_TASK DIRECTIONS_
Your job is to retype the whole listing exactly.
RECORDS FOR THE EXERCISE Block Start
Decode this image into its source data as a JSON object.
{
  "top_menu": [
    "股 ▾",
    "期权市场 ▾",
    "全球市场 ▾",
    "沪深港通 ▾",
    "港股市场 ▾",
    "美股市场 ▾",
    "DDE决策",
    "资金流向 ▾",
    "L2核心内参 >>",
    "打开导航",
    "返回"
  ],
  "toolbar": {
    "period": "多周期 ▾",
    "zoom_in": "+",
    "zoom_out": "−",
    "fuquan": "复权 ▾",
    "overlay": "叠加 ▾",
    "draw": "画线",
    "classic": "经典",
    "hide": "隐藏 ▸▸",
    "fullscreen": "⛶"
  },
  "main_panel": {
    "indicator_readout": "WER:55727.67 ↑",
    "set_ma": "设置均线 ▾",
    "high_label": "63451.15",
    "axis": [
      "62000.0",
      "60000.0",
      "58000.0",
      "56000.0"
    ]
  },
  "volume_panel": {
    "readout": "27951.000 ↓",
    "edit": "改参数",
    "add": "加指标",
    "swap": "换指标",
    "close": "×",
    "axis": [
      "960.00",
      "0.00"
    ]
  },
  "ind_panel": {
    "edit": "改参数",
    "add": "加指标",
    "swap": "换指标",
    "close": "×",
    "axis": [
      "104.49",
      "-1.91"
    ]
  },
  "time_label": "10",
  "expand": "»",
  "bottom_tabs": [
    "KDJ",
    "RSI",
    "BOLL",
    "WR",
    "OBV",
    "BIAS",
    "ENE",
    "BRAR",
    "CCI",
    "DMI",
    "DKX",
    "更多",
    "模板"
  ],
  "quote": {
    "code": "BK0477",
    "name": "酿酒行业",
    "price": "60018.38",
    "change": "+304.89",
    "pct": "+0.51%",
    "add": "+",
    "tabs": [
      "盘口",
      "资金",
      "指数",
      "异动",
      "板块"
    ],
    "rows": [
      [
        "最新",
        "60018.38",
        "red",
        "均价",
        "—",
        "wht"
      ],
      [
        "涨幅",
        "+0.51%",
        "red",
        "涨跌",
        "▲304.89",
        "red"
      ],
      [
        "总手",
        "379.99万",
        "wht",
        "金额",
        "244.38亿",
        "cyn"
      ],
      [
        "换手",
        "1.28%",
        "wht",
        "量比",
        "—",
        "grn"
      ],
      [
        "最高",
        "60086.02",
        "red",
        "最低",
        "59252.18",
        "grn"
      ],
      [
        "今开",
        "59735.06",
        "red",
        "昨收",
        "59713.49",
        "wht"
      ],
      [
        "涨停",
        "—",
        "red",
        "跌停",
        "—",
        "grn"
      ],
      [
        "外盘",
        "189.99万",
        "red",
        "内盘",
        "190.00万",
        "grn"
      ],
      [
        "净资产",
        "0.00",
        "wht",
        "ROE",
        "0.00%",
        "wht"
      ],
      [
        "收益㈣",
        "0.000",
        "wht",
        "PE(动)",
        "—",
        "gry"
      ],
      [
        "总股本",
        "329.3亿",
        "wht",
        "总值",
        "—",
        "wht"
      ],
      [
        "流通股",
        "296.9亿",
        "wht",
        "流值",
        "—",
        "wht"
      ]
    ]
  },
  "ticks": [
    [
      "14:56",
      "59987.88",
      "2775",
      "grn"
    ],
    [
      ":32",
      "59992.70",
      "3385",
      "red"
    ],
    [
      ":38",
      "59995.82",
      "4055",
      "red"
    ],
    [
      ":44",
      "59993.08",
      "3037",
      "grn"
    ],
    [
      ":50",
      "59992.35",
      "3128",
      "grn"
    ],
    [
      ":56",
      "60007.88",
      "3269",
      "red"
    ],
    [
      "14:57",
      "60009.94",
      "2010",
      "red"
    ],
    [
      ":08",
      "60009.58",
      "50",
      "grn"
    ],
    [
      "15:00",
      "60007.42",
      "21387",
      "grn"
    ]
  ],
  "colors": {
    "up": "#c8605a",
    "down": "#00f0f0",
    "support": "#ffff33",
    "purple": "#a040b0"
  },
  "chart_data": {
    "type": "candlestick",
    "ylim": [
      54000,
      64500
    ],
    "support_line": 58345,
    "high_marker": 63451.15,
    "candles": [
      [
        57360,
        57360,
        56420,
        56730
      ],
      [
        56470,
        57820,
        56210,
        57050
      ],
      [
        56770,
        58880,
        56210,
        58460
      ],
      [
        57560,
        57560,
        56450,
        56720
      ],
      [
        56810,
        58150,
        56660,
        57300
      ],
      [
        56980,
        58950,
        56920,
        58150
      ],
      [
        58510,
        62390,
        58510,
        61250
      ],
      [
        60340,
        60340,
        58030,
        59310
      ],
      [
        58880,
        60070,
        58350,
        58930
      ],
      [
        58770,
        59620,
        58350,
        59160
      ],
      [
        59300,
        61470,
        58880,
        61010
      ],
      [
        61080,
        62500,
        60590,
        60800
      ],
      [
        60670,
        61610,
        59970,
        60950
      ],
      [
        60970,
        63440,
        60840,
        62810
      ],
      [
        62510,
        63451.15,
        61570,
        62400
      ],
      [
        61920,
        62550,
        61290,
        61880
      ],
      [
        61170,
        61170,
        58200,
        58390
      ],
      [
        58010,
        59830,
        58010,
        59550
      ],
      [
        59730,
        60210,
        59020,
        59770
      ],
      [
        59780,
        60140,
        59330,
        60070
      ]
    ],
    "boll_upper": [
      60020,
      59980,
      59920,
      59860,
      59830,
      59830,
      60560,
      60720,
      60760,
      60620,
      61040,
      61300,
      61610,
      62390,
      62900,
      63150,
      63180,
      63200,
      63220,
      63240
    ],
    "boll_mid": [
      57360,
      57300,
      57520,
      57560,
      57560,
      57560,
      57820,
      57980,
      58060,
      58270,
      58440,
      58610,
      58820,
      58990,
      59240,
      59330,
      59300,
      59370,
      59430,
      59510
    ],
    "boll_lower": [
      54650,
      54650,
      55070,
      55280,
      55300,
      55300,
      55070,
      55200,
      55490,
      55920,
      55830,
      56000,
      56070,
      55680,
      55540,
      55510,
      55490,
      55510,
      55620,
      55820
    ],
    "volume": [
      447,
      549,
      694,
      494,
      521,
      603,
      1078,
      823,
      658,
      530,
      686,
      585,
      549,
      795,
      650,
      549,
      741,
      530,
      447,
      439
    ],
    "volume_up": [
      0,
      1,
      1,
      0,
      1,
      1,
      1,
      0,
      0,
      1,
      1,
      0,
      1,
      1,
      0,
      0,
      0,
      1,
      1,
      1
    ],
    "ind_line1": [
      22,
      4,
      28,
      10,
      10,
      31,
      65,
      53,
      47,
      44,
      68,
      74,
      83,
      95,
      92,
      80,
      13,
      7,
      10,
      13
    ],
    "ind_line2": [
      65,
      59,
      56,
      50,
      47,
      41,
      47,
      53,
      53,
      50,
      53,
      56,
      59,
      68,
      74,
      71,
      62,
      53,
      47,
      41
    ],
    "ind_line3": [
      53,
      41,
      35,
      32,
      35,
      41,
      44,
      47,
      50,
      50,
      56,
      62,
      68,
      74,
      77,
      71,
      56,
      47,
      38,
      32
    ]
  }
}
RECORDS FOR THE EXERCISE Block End
_EXERCISE SOLUTION_
Decode this image into its source data as a JSON object.
{
  "top_menu": [
    "股 ▾",
    "期权市场 ▾",
    "全球市场 ▾",
    "沪深港通 ▾",
    "港股市场 ▾",
    "美股市场 ▾",
    "DDE决策",
    "资金流向 ▾",
    "L2核心内参 >>",
    "打开导航",
    "返回"
  ],
  "toolbar": {
    "period": "多周期 ▾",
    "zoom_in": "+",
    "zoom_out": "−",
    "fuquan": "复权 ▾",
    "overlay": "叠加 ▾",
    "draw": "画线",
    "classic": "经典",
    "hide": "隐藏 ▸▸",
    "fullscreen": "⛶"
  },
  "main_panel": {
    "indicator_readout": "WER:55727.67 ↑",
    "set_ma": "设置均线 ▾",
    "high_label": "63451.15",
    "axis": [
      "62000.0",
      "60000.0",
      "58000.0",
      "56000.0"
    ]
  },
  "volume_panel": {
    "readout": "27951.000 ↓",
    "edit": "改参数",
    "add": "加指标",
    "swap": "换指标",
    "close": "×",
    "axis": [
      "960.00",
      "0.00"
    ]
  },
  "ind_panel": {
    "edit": "改参数",
    "add": "加指标",
    "swap": "换指标",
    "close": "×",
    "axis": [
      "104.49",
      "-1.91"
    ]
  },
  "time_label": "10",
  "expand": "»",
  "bottom_tabs": [
    "KDJ",
    "RSI",
    "BOLL",
    "WR",
    "OBV",
    "BIAS",
    "ENE",
    "BRAR",
    "CCI",
    "DMI",
    "DKX",
    "更多",
    "模板"
  ],
  "quote": {
    "code": "BK0477",
    "name": "酿酒行业",
    "price": "60018.38",
    "change": "+304.89",
    "pct": "+0.51%",
    "add": "+",
    "tabs": [
      "盘口",
      "资金",
      "指数",
      "异动",
      "板块"
    ],
    "rows": [
      [
        "最新",
        "60018.38",
        "red",
        "均价",
        "—",
        "wht"
      ],
      [
        "涨幅",
        "+0.51%",
        "red",
        "涨跌",
        "▲304.89",
        "red"
      ],
      [
        "总手",
        "379.99万",
        "wht",
        "金额",
        "244.38亿",
        "cyn"
      ],
      [
        "换手",
        "1.28%",
        "wht",
        "量比",
        "—",
        "grn"
      ],
      [
        "最高",
        "60086.02",
        "red",
        "最低",
        "59252.18",
        "grn"
      ],
      [
        "今开",
        "59735.06",
        "red",
        "昨收",
        "59713.49",
        "wht"
      ],
      [
        "涨停",
        "—",
        "red",
        "跌停",
        "—",
        "grn"
      ],
      [
        "外盘",
        "189.99万",
        "red",
        "内盘",
        "190.00万",
        "grn"
      ],
      [
        "净资产",
        "0.00",
        "wht",
        "ROE",
        "0.00%",
        "wht"
      ],
      [
        "收益㈣",
        "0.000",
        "wht",
        "PE(动)",
        "—",
        "gry"
      ],
      [
        "总股本",
        "329.3亿",
        "wht",
        "总值",
        "—",
        "wht"
      ],
      [
        "流通股",
        "296.9亿",
        "wht",
        "流值",
        "—",
        "wht"
      ]
    ]
  },
  "ticks": [
    [
      "14:56",
      "59987.88",
      "2775",
      "grn"
    ],
    [
      ":32",
      "59992.70",
      "3385",
      "red"
    ],
    [
      ":38",
      "59995.82",
      "4055",
      "red"
    ],
    [
      ":44",
      "59993.08",
      "3037",
      "grn"
    ],
    [
      ":50",
      "59992.35",
      "3128",
      "grn"
    ],
    [
      ":56",
      "60007.88",
      "3269",
      "red"
    ],
    [
      "14:57",
      "60009.94",
      "2010",
      "red"
    ],
    [
      ":08",
      "60009.58",
      "50",
      "grn"
    ],
    [
      "15:00",
      "60007.42",
      "21387",
      "grn"
    ]
  ],
  "colors": {
    "up": "#c8605a",
    "down": "#00f0f0",
    "support": "#ffff33",
    "purple": "#a040b0"
  },
  "chart_data": {
    "type": "candlestick",
    "ylim": [
      54000,
      64500
    ],
    "support_line": 58345,
    "high_marker": 63451.15,
    "candles": [
      [
        57360,
        57360,
        56420,
        56730
      ],
      [
        56470,
        57820,
        56210,
        57050
      ],
      [
        56770,
        58880,
        56210,
        58460
      ],
      [
        57560,
        57560,
        56450,
        56720
      ],
      [
        56810,
        58150,
        56660,
        57300
      ],
      [
        56980,
        58950,
        56920,
        58150
      ],
      [
        58510,
        62390,
        58510,
        61250
      ],
      [
        60340,
        60340,
        58030,
        59310
      ],
      [
        58880,
        60070,
        58350,
        58930
      ],
      [
        58770,
        59620,
        58350,
        59160
      ],
      [
        59300,
        61470,
        58880,
        61010
      ],
      [
        61080,
        62500,
        60590,
        60800
      ],
      [
        60670,
        61610,
        59970,
        60950
      ],
      [
        60970,
        63440,
        60840,
        62810
      ],
      [
        62510,
        63451.15,
        61570,
        62400
      ],
      [
        61920,
        62550,
        61290,
        61880
      ],
      [
        61170,
        61170,
        58200,
        58390
      ],
      [
        58010,
        59830,
        58010,
        59550
      ],
      [
        59730,
        60210,
        59020,
        59770
      ],
      [
        59780,
        60140,
        59330,
        60070
      ]
    ],
    "boll_upper": [
      60020,
      59980,
      59920,
      59860,
      59830,
      59830,
      60560,
      60720,
      60760,
      60620,
      61040,
      61300,
      61610,
      62390,
      62900,
      63150,
      63180,
      63200,
      63220,
      63240
    ],
    "boll_mid": [
      57360,
      57300,
      57520,
      57560,
      57560,
      57560,
      57820,
      57980,
      58060,
      58270,
      58440,
      58610,
      58820,
      58990,
      59240,
      59330,
      59300,
      59370,
      59430,
      59510
    ],
    "boll_lower": [
      54650,
      54650,
      55070,
      55280,
      55300,
      55300,
      55070,
      55200,
      55490,
      55920,
      55830,
      56000,
      56070,
      55680,
      55540,
      55510,
      55490,
      55510,
      55620,
      55820
    ],
    "volume": [
      447,
      549,
      694,
      494,
      521,
      603,
      1078,
      823,
      658,
      530,
      686,
      585,
      549,
      795,
      650,
      549,
      741,
      530,
      447,
      439
    ],
    "volume_up": [
      0,
      1,
      1,
      0,
      1,
      1,
      1,
      0,
      0,
      1,
      1,
      0,
      1,
      1,
      0,
      0,
      0,
      1,
      1,
      1
    ],
    "ind_line1": [
      22,
      4,
      28,
      10,
      10,
      31,
      65,
      53,
      47,
      44,
      68,
      74,
      83,
      95,
      92,
      80,
      13,
      7,
      10,
      13
    ],
    "ind_line2": [
      65,
      59,
      56,
      50,
      47,
      41,
      47,
      53,
      53,
      50,
      53,
      56,
      59,
      68,
      74,
      71,
      62,
      53,
      47,
      41
    ],
    "ind_line3": [
      53,
      41,
      35,
      32,
      35,
      41,
      44,
      47,
      50,
      50,
      56,
      62,
      68,
      74,
      77,
      71,
      56,
      47,
      38,
      32
    ]
  }
}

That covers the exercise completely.